TASK: This exercise calls for every line of the data below with the string "title" in it.

DATA PROVIDED:
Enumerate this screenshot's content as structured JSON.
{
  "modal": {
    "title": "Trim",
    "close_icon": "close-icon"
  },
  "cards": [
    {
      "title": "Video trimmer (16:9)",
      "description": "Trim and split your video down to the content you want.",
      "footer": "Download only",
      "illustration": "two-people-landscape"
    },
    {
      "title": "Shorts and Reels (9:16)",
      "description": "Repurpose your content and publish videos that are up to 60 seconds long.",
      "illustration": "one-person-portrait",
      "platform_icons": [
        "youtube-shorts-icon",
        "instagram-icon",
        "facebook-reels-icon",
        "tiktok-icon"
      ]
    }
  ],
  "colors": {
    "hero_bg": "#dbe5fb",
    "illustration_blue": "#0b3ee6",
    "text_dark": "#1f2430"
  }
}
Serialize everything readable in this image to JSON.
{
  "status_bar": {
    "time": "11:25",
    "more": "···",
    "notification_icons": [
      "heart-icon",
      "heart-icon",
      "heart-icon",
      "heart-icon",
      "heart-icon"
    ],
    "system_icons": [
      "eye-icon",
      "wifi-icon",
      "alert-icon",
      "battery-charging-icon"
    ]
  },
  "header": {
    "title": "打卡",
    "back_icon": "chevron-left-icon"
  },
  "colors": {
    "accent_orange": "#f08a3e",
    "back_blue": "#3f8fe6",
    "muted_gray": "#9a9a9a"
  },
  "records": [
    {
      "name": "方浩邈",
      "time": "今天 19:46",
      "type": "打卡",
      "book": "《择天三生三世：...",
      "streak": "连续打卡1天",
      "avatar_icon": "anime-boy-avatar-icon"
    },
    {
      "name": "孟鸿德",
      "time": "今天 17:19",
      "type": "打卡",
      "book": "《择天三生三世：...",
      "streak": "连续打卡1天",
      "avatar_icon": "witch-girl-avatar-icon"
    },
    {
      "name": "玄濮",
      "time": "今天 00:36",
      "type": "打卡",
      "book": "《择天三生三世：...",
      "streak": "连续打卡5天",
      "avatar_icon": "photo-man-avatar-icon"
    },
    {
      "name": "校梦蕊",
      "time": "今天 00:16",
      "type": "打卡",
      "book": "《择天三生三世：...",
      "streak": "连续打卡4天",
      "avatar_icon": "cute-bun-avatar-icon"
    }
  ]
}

RESULT BELOW:
    "title": "Trim",
      "title": "Video trimmer (16:9)",
      "title": "Shorts and Reels (9:16)",
    "title": "打卡",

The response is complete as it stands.